#### Task to carry out:
Starting at the first line below, copy through to the last line exactly.

(Dataset records)
+===+

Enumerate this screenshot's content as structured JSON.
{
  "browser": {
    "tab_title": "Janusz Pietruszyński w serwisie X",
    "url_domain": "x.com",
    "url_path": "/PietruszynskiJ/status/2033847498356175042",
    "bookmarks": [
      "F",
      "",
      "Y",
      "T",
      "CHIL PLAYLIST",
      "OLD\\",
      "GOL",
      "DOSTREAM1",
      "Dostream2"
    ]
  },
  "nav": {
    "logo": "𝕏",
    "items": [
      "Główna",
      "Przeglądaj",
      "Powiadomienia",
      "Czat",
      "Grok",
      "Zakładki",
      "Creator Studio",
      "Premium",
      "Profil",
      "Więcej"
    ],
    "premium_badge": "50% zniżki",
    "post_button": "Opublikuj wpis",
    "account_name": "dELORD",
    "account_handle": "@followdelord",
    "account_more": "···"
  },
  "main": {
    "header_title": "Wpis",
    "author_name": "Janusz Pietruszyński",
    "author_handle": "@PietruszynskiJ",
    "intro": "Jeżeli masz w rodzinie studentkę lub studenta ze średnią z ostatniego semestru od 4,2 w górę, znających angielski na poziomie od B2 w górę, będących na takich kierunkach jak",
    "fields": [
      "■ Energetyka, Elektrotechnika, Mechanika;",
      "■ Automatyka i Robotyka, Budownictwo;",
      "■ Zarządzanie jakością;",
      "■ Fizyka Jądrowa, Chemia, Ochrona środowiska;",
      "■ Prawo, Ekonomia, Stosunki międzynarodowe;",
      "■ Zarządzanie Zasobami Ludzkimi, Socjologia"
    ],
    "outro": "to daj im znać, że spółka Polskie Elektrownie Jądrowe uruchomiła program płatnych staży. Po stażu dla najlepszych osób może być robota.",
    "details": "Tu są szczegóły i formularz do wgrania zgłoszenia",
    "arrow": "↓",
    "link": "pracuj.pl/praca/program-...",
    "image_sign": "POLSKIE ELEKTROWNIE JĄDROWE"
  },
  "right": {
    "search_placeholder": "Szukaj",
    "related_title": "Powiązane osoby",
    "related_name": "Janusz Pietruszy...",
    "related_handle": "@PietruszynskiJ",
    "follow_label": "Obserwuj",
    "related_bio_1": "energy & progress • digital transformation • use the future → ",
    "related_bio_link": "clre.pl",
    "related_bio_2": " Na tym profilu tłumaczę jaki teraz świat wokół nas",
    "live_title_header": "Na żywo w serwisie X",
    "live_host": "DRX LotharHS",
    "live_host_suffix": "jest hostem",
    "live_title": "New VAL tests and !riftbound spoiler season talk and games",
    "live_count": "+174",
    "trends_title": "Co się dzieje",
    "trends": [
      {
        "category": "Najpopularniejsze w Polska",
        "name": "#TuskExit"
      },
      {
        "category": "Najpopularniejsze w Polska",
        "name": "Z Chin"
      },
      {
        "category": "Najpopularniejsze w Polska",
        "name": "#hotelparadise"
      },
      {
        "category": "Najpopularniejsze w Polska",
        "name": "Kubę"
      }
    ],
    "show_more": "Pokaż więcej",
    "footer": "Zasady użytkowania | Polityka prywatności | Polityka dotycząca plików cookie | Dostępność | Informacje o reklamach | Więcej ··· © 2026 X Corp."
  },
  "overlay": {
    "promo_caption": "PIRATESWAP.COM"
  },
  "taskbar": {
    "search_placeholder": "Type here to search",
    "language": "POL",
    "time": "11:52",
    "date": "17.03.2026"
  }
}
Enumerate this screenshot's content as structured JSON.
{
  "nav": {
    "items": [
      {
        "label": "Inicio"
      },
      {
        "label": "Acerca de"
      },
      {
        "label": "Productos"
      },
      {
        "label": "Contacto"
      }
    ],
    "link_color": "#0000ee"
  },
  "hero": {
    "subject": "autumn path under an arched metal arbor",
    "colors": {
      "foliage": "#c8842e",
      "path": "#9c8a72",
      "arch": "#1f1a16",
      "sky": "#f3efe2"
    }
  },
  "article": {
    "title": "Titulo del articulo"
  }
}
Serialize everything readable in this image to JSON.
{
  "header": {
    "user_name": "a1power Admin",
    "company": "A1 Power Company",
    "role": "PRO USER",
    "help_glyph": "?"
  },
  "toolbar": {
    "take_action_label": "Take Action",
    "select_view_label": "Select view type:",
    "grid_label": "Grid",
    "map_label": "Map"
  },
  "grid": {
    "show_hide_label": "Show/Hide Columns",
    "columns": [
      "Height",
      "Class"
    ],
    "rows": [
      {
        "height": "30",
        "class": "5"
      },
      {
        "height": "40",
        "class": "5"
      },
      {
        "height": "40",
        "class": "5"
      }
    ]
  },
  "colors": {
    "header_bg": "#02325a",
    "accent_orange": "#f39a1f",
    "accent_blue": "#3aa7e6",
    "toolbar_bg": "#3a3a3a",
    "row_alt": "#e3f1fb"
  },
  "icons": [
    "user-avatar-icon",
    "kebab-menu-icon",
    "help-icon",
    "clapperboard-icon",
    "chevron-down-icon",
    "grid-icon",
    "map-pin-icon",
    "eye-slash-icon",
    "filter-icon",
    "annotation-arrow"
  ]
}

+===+

#### Answer below:
Enumerate this screenshot's content as structured JSON.
{
  "browser": {
    "tab_title": "Janusz Pietruszyński w serwisie X",
    "url_domain": "x.com",
    "url_path": "/PietruszynskiJ/status/2033847498356175042",
    "bookmarks": [
      "F",
      "",
      "Y",
      "T",
      "CHIL PLAYLIST",
      "OLD\\",
      "GOL",
      "DOSTREAM1",
      "Dostream2"
    ]
  },
  "nav": {
    "logo": "𝕏",
    "items": [
      "Główna",
      "Przeglądaj",
      "Powiadomienia",
      "Czat",
      "Grok",
      "Zakładki",
      "Creator Studio",
      "Premium",
      "Profil",
      "Więcej"
    ],
    "premium_badge": "50% zniżki",
    "post_button": "Opublikuj wpis",
    "account_name": "dELORD",
    "account_handle": "@followdelord",
    "account_more": "···"
  },
  "main": {
    "header_title": "Wpis",
    "author_name": "Janusz Pietruszyński",
    "author_handle": "@PietruszynskiJ",
    "intro": "Jeżeli masz w rodzinie studentkę lub studenta ze średnią z ostatniego semestru od 4,2 w górę, znających angielski na poziomie od B2 w górę, będących na takich kierunkach jak",
    "fields": [
      "■ Energetyka, Elektrotechnika, Mechanika;",
      "■ Automatyka i Robotyka, Budownictwo;",
      "■ Zarządzanie jakością;",
      "■ Fizyka Jądrowa, Chemia, Ochrona środowiska;",
      "■ Prawo, Ekonomia, Stosunki międzynarodowe;",
      "■ Zarządzanie Zasobami Ludzkimi, Socjologia"
    ],
    "outro": "to daj im znać, że spółka Polskie Elektrownie Jądrowe uruchomiła program płatnych staży. Po stażu dla najlepszych osób może być robota.",
    "details": "Tu są szczegóły i formularz do wgrania zgłoszenia",
    "arrow": "↓",
    "link": "pracuj.pl/praca/program-...",
    "image_sign": "POLSKIE ELEKTROWNIE JĄDROWE"
  },
  "right": {
    "search_placeholder": "Szukaj",
    "related_title": "Powiązane osoby",
    "related_name": "Janusz Pietruszy...",
    "related_handle": "@PietruszynskiJ",
    "follow_label": "Obserwuj",
    "related_bio_1": "energy & progress • digital transformation • use the future → ",
    "related_bio_link": "clre.pl",
    "related_bio_2": " Na tym profilu tłumaczę jaki teraz świat wokół nas",
    "live_title_header": "Na żywo w serwisie X",
    "live_host": "DRX LotharHS",
    "live_host_suffix": "jest hostem",
    "live_title": "New VAL tests and !riftbound spoiler season talk and games",
    "live_count": "+174",
    "trends_title": "Co się dzieje",
    "trends": [
      {
        "category": "Najpopularniejsze w Polska",
        "name": "#TuskExit"
      },
      {
        "category": "Najpopularniejsze w Polska",
        "name": "Z Chin"
      },
      {
        "category": "Najpopularniejsze w Polska",
        "name": "#hotelparadise"
      },
      {
        "category": "Najpopularniejsze w Polska",
        "name": "Kubę"
      }
    ],
    "show_more": "Pokaż więcej",
    "footer": "Zasady użytkowania | Polityka prywatności | Polityka dotycząca plików cookie | Dostępność | Informacje o reklamach | Więcej ··· © 2026 X Corp."
  },
  "overlay": {
    "promo_caption": "PIRATESWAP.COM"
  },
  "taskbar": {
    "search_placeholder": "Type here to search",
    "language": "POL",
    "time": "11:52",
    "date": "17.03.2026"
  }
}
Enumerate this screenshot's content as structured JSON.
{
  "nav": {
    "items": [
      {
        "label": "Inicio"
      },
      {
        "label": "Acerca de"
      },
      {
        "label": "Productos"
      },
      {
        "label": "Contacto"
      }
    ],
    "link_color": "#0000ee"
  },
  "hero": {
    "subject": "autumn path under an arched metal arbor",
    "colors": {
      "foliage": "#c8842e",
      "path": "#9c8a72",
      "arch": "#1f1a16",
      "sky": "#f3efe2"
    }
  },
  "article": {
    "title": "Titulo del articulo"
  }
}
Serialize everything readable in this image to JSON.
{
  "header": {
    "user_name": "a1power Admin",
    "company": "A1 Power Company",
    "role": "PRO USER",
    "help_glyph": "?"
  },
  "toolbar": {
    "take_action_label": "Take Action",
    "select_view_label": "Select view type:",
    "grid_label": "Grid",
    "map_label": "Map"
  },
  "grid": {
    "show_hide_label": "Show/Hide Columns",
    "columns": [
      "Height",
      "Class"
    ],
    "rows": [
      {
        "height": "30",
        "class": "5"
      },
      {
        "height": "40",
        "class": "5"
      },
      {
        "height": "40",
        "class": "5"
      }
    ]
  },
  "colors": {
    "header_bg": "#02325a",
    "accent_orange": "#f39a1f",
    "accent_blue": "#3aa7e6",
    "toolbar_bg": "#3a3a3a",
    "row_alt": "#e3f1fb"
  },
  "icons": [
    "user-avatar-icon",
    "kebab-menu-icon",
    "help-icon",
    "clapperboard-icon",
    "chevron-down-icon",
    "grid-icon",
    "map-pin-icon",
    "eye-slash-icon",
    "filter-icon",
    "annotation-arrow"
  ]
}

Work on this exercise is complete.